  • Please refrain from choosing cards with glitter or using loose glitter as it can aggravate health issues of ill and injured warriors.
  • If you are mailing a large quantity of cards, please bundle them and place them in large mailing envelopes or flat rate postal shipping boxes. Each card does not need its own envelope, as envelopes will be removed from all cards before distribution.
All holiday greetings should be addressed and sent to:

Holiday Mail for Heroes

P.O. Box 5456 Capitol Heights

MD 20791-5456

The deadline for having cards to the P.O. Box is Friday, December 7th. Holiday cards received after this date cannot be guaranteed delivery.

Military Appreciation Cruise hosted by the Fond du Lac Yacht Club

Red Cross Brings Military Families Together

Kathryn Bracho

By Kathryn Bracho: Click HERE for video of story.

Last year, Action 2 News anchor Sarah Thomsen tore up the floor in the Dancing with the Stars fundraiser for the American Red Cross’s local Lakeland Chapter.

This year, Action 2 News morning anchor Kathryn Bracho steps out. Each vote for your favorite dancer is a donation to the Red Cross (click here for details).

It’s a fun experience and raised money for an organization which helps thousands of people across Northeast Wisconsin.

The Red Cross provides a service not many people know about.

Most of us know the Red Cross is there after disasters like Hurricane Katrina or, more locally, a fire at your home.

But you may not know the Red Cross helps hard-to-reach members of the military get news and the emergency leave time they need when big events happen in their families, like deaths, serious illnesses, and births.

“I am there to help people in any way I can,” Gayle Hein said.

Hein says she’s proud to be a Red Cross volunteer. She never realized that her own family would need help from the Red Cross.

“Right before Christmas, my nephew’s mother had passed away unexpectedly at 49.”

Hein’s nephew, Kenneth Lehr, of Watertown, Wisconsin, was stationed with the Army in Alaska.

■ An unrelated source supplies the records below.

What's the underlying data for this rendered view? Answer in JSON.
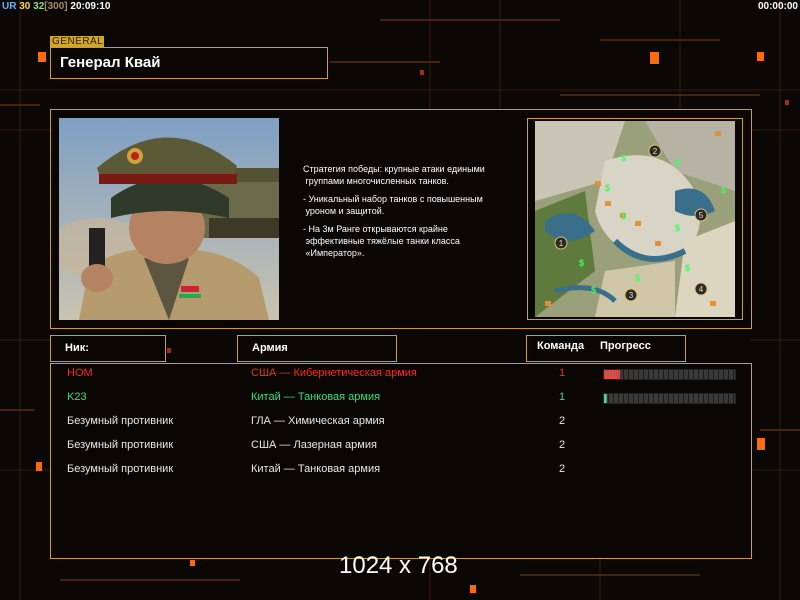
{
  "status_bar": {
    "a": "UR",
    "b": "30",
    "c": "32",
    "d": "[300]",
    "time": "20:09:10",
    "timer": "00:00:00",
    "colors": {
      "a": "#5ab4ff",
      "b": "#ffd84a",
      "c": "#8fe07a",
      "d": "#a78a6a",
      "time": "#ffffff"
    }
  },
  "general": {
    "tag": "GENERAL",
    "name": "Генерал Квай",
    "description": [
      "Стратегия победы: крупные атаки едиными\n группами многочисленных танков.",
      "- Уникальный набор танков с повышенным\n уроном и защитой.",
      "- На 3м Ранге открываются крайне\n эффективные тяжёлые танки класса\n «Император»."
    ]
  },
  "minimap": {
    "start_positions": [
      "1",
      "2",
      "3",
      "4",
      "5"
    ],
    "resource_icon": "dollar-sign-icon"
  },
  "lobby": {
    "headers": {
      "nick": "Ник:",
      "army": "Армия",
      "team": "Команда",
      "progress": "Прогресс"
    },
    "players": [
      {
        "nick": "HOM",
        "army": "США — Кибернетическая армия",
        "team": "1",
        "color": "#ff2a1a",
        "progress": 0.12,
        "progress_color": "#ff3a2a"
      },
      {
        "nick": "K23",
        "army": "Китай — Танковая армия",
        "team": "1",
        "color": "#34e07a",
        "progress": 0.02,
        "progress_color": "#40e090"
      },
      {
        "nick": "Безумный противник",
        "army": "ГЛА — Химическая армия",
        "team": "2",
        "color": "#e8e8e8"
      },
      {
        "nick": "Безумный противник",
        "army": "США — Лазерная армия",
        "team": "2",
        "color": "#e8e8e8"
      },
      {
        "nick": "Безумный противник",
        "army": "Китай — Танковая армия",
        "team": "2",
        "color": "#e8e8e8"
      }
    ]
  },
  "resolution": "1024 x 768",
  "colors": {
    "accent": "#c7a030",
    "background": "#0b0705",
    "orange": "#ff7a1a"
  }
}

Lehr knew about his mom’s death, but standard procedure is for the Red Cross to confirm a death, birth, or serious illness so that the military member can get emergency leave.

“I think it was a godsend to him to get him home and stuff. I think otherwise he wouldn’t have been able to come home.”

Gayle Hein (on the left) volunteering at the Marine Corp welcome home event.